| A picTTure captures a
moment in time
(Photo ref: 1953 TT/1151 IP)
The Vincent Black Shadow was one of the few
bikes of the early 1950s that could leave a black tyre mark on acceleration and
even then it took a determined rider to do so.
Pictured here on the
first lap of the 1000cc Class of the 1953 Clubman's TT, Dick Madsen
Mygdal has determination written all over him, and no wonder, because
starting last man at number 115 he had to shred a lot more rubber and use every
one of the Shadow's 55bhp to catch the field in front. This he did to good
effect, taking the lead on the second lap and holding it until he was brought
off by a slower rider at Brandywell. This put him into a hospital bed for the
rest of his TT fortnight (which was also his honeymoon).
By 1953 the
1000cc Class of the Clubman's was monopolised by the Vincent V-twin for there
was nothing on the market to match its genuine 125mph top speed in road trim.
The 1000cc Ariel Square Four did not like to be treated as a racer and the
other big twins of the day from BSA, Triumph, AJS, Matchless and Royal Enfield
(varying from 600 to 700cc) didn't fancy going out to play with the Vincents on
the Mountain Course.
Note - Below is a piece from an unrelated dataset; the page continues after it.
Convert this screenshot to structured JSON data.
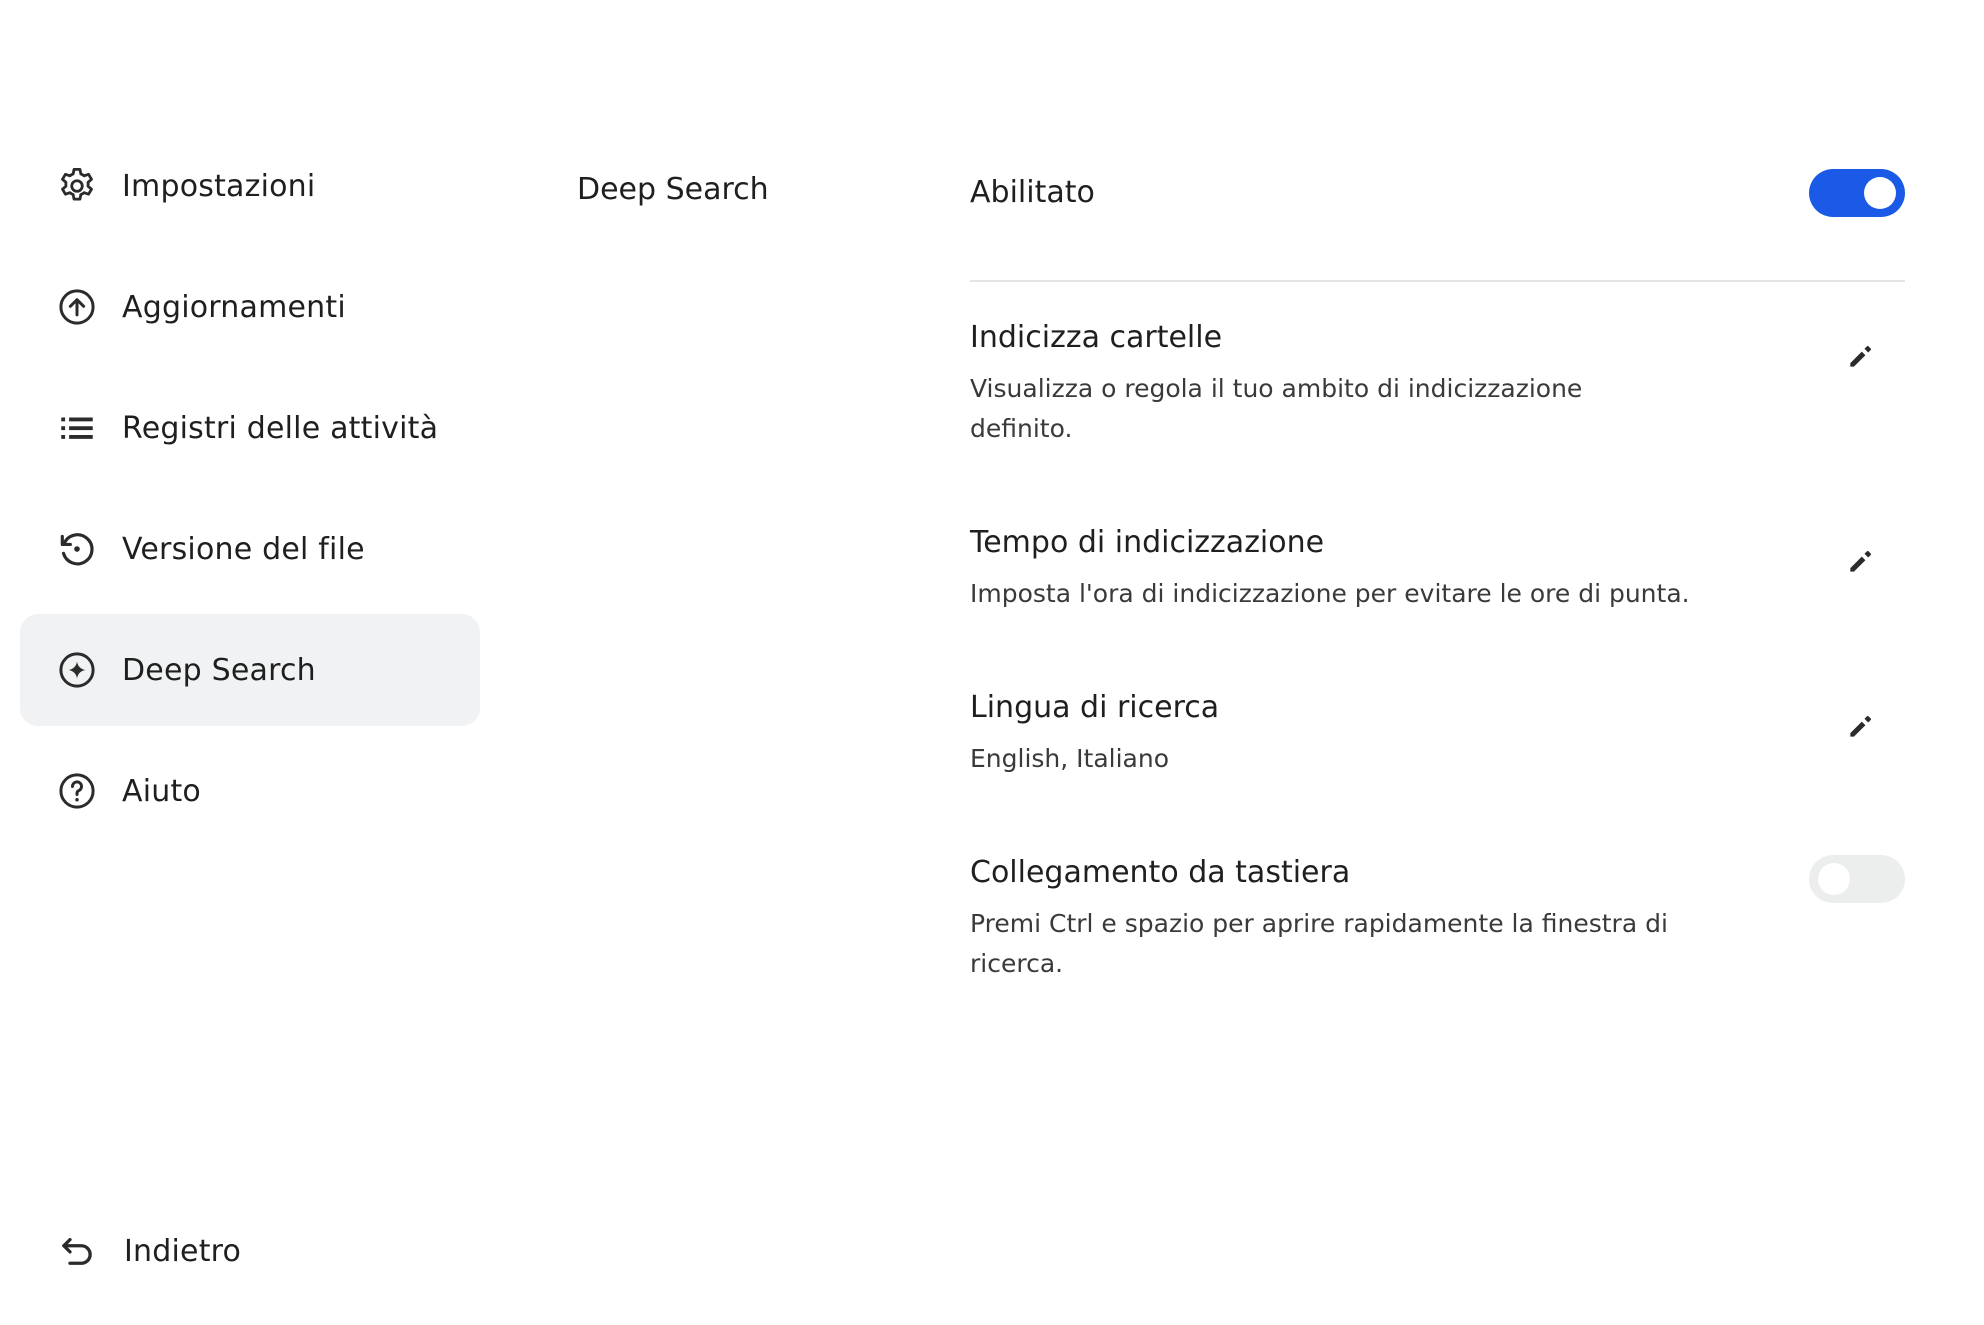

Unfortunately, the Vincent monopoly spelt the death of the
1000cc Clubman's Class - it was dropped after 1953 - and the 350 and 500cc
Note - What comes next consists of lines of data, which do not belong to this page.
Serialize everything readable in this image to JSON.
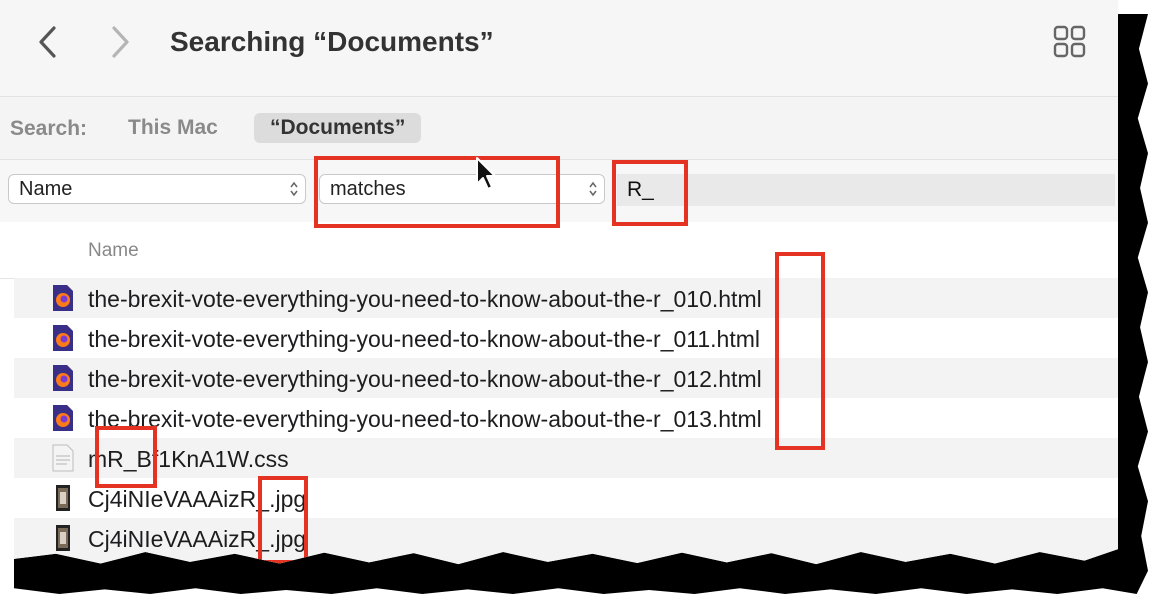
{
  "toolbar": {
    "back_icon": "chevron-left-icon",
    "forward_icon": "chevron-right-icon",
    "title": "Searching “Documents”",
    "view_icon": "grid-view-icon"
  },
  "scope": {
    "label": "Search:",
    "this_mac": "This Mac",
    "documents": "“Documents”"
  },
  "criteria": {
    "attribute": "Name",
    "operator": "matches",
    "value": "R_"
  },
  "columns": {
    "name": "Name"
  },
  "files": [
    {
      "name": "the-brexit-vote-everything-you-need-to-know-about-the-r_010.html",
      "icon": "firefox-html-icon"
    },
    {
      "name": "the-brexit-vote-everything-you-need-to-know-about-the-r_011.html",
      "icon": "firefox-html-icon"
    },
    {
      "name": "the-brexit-vote-everything-you-need-to-know-about-the-r_012.html",
      "icon": "firefox-html-icon"
    },
    {
      "name": "the-brexit-vote-everything-you-need-to-know-about-the-r_013.html",
      "icon": "firefox-html-icon"
    },
    {
      "name": "mR_Bf1KnA1W.css",
      "icon": "css-document-icon"
    },
    {
      "name": "Cj4iNIeVAAAizR_.jpg",
      "icon": "jpg-thumbnail-icon"
    },
    {
      "name": "Cj4iNIeVAAAizR_.jpg",
      "icon": "jpg-thumbnail-icon"
    }
  ],
  "colors": {
    "highlight": "#e53323",
    "row_stripe": "#f3f3f3"
  }
}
classes quickly went the same way after they became swamped with BSA Gold
Now living in retirement in Oxfordshire, 1953 was Dick
Madsen Mygdal's only race on the TT Course although he went on to a
successful short- circuit career on sponsored Nortons. His son, David,
has a much greater liking for the Mountain Course and has been a regular and
successful competitor here for many years.
Dave Madsen Mygdal at Stella Maris in the 400cc class of this 2000
After challenging Geoff McMullan for the lead, Dave's race
ended on the last lap at Ramsey
(picture ref: 2000 TT 17/3 FF)